→ **Task to carry out**: Using the data that follows, give the number of lines where the string "title" occurs, and nothing else.

### Source records ###

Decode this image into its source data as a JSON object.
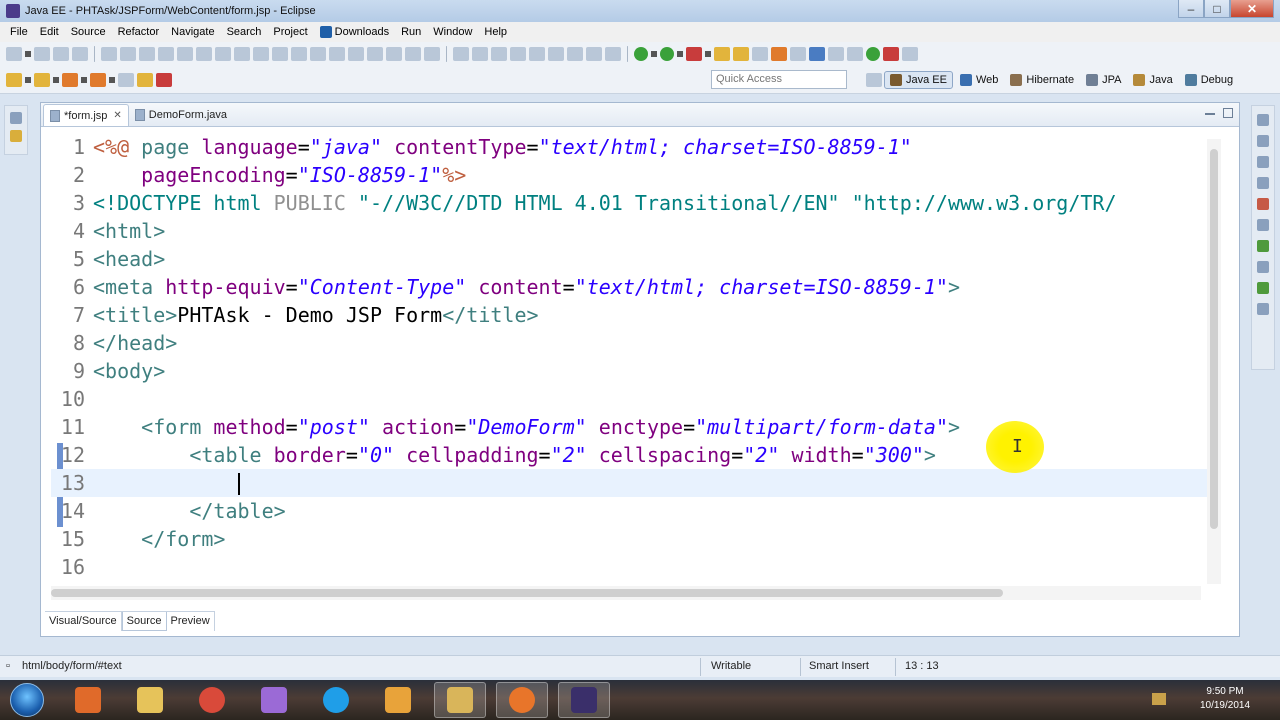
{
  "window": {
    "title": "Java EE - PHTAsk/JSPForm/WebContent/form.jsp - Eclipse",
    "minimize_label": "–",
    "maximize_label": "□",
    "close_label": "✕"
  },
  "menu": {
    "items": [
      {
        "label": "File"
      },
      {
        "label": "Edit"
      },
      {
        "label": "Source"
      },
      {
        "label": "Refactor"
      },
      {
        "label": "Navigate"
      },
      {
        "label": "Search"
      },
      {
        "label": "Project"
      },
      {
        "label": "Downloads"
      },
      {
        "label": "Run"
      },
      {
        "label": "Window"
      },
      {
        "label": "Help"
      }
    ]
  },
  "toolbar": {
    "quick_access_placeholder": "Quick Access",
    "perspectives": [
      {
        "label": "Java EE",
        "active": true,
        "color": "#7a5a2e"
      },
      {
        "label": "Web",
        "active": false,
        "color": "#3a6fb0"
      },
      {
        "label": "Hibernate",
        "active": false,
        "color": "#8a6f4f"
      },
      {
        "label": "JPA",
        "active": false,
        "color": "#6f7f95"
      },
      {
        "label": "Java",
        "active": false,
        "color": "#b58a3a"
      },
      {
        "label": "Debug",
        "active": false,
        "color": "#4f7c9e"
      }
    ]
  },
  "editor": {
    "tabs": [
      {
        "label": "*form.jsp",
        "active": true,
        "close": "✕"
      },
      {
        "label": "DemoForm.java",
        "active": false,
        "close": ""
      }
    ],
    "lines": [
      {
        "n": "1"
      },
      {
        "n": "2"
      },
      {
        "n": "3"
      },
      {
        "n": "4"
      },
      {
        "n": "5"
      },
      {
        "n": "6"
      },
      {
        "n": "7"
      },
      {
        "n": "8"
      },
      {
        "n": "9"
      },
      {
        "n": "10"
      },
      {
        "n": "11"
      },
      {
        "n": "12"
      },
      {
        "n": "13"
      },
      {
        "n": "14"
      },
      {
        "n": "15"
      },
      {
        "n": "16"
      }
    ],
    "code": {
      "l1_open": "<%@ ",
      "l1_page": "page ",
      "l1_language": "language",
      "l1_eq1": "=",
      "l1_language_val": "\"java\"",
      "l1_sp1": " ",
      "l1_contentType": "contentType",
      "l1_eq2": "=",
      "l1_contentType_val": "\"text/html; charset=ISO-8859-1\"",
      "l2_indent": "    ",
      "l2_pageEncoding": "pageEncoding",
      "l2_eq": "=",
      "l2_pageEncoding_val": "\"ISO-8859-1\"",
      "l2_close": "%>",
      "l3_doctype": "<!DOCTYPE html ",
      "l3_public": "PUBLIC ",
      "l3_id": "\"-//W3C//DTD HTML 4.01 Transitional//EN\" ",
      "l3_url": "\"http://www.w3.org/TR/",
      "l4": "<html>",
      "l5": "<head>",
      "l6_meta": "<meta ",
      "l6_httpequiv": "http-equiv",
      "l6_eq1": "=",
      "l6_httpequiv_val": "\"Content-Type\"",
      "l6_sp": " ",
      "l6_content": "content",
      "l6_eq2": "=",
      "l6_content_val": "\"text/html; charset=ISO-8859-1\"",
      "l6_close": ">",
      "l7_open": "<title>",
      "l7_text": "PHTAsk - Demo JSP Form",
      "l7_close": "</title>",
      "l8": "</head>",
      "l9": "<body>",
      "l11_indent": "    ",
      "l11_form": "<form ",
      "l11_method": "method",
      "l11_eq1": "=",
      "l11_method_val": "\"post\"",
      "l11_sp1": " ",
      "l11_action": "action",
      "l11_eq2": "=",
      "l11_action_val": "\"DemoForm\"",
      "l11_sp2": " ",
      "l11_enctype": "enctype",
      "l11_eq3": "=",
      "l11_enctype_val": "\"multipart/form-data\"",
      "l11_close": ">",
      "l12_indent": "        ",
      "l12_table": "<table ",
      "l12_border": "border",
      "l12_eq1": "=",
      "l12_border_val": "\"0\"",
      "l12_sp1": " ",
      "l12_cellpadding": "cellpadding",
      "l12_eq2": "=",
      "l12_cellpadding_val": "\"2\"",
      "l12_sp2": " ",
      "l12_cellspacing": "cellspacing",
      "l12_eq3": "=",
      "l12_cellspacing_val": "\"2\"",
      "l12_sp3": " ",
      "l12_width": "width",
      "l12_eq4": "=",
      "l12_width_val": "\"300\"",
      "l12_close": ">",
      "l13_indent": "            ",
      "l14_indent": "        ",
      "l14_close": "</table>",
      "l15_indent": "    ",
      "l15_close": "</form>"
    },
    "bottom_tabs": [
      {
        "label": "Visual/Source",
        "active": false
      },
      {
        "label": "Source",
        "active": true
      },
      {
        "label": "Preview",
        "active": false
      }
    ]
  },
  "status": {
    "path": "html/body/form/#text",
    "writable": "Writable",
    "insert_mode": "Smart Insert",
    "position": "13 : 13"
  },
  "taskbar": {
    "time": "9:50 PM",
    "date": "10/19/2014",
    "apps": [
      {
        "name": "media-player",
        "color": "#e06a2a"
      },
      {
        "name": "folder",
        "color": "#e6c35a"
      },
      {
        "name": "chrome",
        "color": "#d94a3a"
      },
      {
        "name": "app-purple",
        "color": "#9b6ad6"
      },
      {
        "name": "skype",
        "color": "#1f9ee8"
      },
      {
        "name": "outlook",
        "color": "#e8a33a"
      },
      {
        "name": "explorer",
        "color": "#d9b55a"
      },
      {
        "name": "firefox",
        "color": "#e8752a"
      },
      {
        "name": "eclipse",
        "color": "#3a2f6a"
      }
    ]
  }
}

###
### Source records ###

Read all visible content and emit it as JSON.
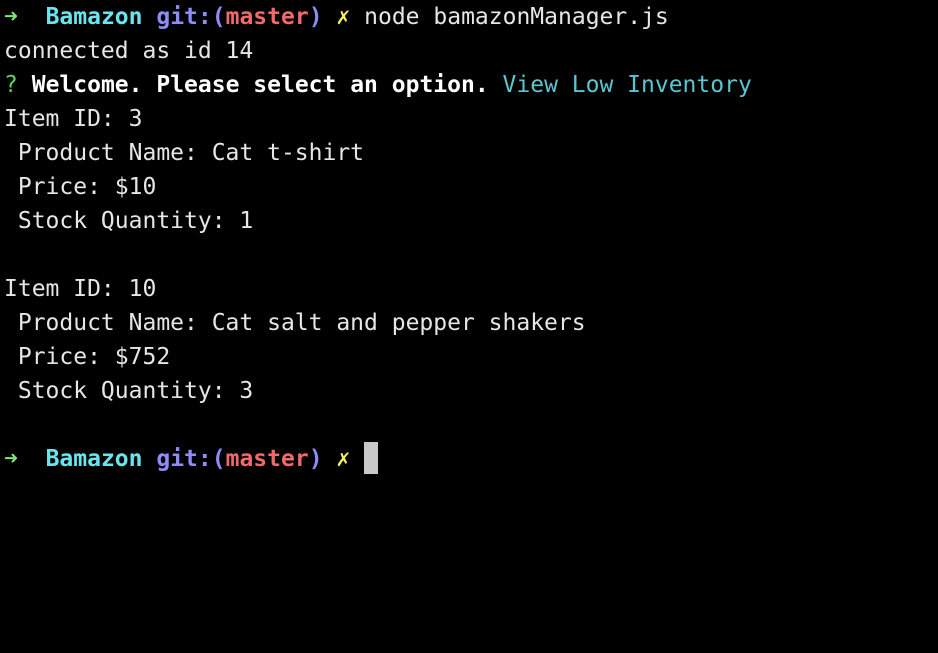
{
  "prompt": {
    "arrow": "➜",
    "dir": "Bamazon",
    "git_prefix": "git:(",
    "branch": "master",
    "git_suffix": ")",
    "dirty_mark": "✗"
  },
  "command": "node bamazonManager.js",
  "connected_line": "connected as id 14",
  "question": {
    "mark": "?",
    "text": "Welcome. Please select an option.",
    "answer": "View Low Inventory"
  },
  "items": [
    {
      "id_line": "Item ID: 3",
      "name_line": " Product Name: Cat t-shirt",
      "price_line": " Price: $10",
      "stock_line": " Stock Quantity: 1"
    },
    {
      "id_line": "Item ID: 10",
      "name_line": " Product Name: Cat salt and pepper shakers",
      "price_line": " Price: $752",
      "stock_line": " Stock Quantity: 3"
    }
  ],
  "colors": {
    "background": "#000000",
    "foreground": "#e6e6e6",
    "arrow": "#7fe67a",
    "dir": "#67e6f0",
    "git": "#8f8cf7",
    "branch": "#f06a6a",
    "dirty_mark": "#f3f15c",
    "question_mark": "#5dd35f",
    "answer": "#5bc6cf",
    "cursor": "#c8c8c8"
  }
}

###

→ **Solution**: 3